Near the place where I had caught that bass 55 years ago, we came upon an angler fishing from a medium-size bass boat and fell into conversation with him. He turned out to be Kenny Glenn Jr., who with his father, Kenny Glenn Sr., is well known in bass fishing circles around Richmond. It so happened that he had bought his boat from one of Danny's cousins. Glenn invited us to fish beside him on a deep underwater grass bed where he had taken a couple of fish. We had only a few minutes, but sure enough, Danny's rod bent over as a spunky 12-inch bass inhaled the spinner he was casting (another homemade lure from my basement!). I eased the bass back into the lake, and we thanked Glenn for his invitation before heading back up to Eagle's Landing to pullFirst Lightback onto her trailer and head to the tribal center.
With a considerable number of the tribe's members living close by, both the tribal center and Samaria Baptist Church have to be large enough to accommodate them. The two properties lie side-by-side, with lovely groves of trees and two graveyards that hold a great deal of Chickahominy history. While I was looking at the extensive collection of photographs on the walls of the tribal center, Chief Adkins drove up. Between business and tribal affairs, Adkins keeps a hectic schedule, so I was delighted to see him. He gave me a tour of the graveyard, showing me gravestones with painted portraits of previous chiefs, including one of his grandfather.
The day was still beautiful, and it occurred to me that the bass in Chickahominy Lake would probably begin to feed heartily toward sunset, but duty called back in Annapolis. Reluctantly, I bade good-bye to Danny, Adkins and the Chickahominy. I'm already making plans to return.
CRUISER'S DIGEST: CHICKAHOMINY RIVER
Despite being out of the way, the Chickahominy has plenty of resources to serve a wide variety of boaters.
The River's Rest (804-829-2753;riversrest.com) in Charles City, Va., is a great base of operations for exploration of the Chickahominy River in any vessel from a kayak to a 58-foot trawler. The motel is simple but comfortable, the launch ramp and marina facilities excellent and the food at the Blue Heron first-rate.

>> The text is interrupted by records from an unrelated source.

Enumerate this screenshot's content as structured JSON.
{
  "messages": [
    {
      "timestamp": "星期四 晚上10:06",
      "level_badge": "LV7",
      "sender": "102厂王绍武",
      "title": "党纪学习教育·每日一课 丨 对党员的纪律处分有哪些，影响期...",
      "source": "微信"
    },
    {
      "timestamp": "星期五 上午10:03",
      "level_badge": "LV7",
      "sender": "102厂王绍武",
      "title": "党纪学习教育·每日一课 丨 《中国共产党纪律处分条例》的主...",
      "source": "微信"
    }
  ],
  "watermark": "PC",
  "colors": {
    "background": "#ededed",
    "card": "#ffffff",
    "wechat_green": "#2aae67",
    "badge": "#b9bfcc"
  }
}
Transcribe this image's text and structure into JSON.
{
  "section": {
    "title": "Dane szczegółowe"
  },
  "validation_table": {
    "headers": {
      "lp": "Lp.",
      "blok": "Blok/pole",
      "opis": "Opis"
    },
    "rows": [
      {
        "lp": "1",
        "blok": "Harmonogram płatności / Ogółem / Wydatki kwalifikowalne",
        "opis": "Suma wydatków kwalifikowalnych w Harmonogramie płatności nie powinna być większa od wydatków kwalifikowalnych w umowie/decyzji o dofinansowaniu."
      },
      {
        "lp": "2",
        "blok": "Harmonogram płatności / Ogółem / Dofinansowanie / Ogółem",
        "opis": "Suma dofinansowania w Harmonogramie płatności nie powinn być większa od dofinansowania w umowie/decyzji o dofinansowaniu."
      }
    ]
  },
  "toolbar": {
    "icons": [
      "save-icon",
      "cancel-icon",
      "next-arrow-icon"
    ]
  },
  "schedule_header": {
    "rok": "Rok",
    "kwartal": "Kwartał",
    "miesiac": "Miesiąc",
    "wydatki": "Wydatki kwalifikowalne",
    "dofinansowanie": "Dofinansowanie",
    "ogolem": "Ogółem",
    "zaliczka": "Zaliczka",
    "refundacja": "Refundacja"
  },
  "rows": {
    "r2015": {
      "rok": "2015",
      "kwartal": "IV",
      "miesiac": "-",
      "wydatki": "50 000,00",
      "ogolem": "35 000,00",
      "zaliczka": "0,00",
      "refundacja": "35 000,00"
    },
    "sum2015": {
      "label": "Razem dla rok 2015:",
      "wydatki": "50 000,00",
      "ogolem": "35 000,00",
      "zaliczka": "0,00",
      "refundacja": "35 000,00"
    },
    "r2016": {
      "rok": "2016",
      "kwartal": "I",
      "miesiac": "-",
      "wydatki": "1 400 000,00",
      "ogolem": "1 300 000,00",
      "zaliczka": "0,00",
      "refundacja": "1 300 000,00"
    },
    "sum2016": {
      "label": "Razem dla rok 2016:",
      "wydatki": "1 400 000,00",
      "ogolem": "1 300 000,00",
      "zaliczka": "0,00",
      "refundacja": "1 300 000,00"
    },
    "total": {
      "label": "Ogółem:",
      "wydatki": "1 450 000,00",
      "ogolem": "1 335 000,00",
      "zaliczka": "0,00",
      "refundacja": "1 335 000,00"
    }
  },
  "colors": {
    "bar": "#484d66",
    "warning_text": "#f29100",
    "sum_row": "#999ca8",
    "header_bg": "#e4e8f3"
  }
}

Chickahominy Riverfront Park (757-258-5020;www.jccegov.com/recreation/parks-trails/chickahominy-park.html) in Williamsburg, Va., is a great place to camp, rent kayaks and canoes, and launch skiffs to explore the river and Gordon Creek. On days with midday high tide, a circumnavigation of Gordon Island makes for a fantastic trip. In the morning, we paddle up Gordon Creek into the southwest corner of shallow Nayses Bay. As the tide turns, we paddle out the northwest corner of Nayses Bay, riding the outgoing current down Nettles Creek to the river, then back into the mouth of Gordon Creek to the park's launch ramp. Eagle's Landing (804-966-9094) offers johnboat rentals, tackle, boat/motor service, food and a launch ramp at the upper end of Chickahominy Lake. Ed Allen's Boats & Bait (804-966-2582;www.edallens.com) offers johnboat rentals, tackle, live bait, the Lakeside Restaurant, rental cottages and campsites.
For more information on Virginia Indians and the Chickahominy tribe, you can visit the Virginia Council on Indians website indians.vipnet.org/ or the Chickahominy Tribe's site atwww.chickahominytribe.org.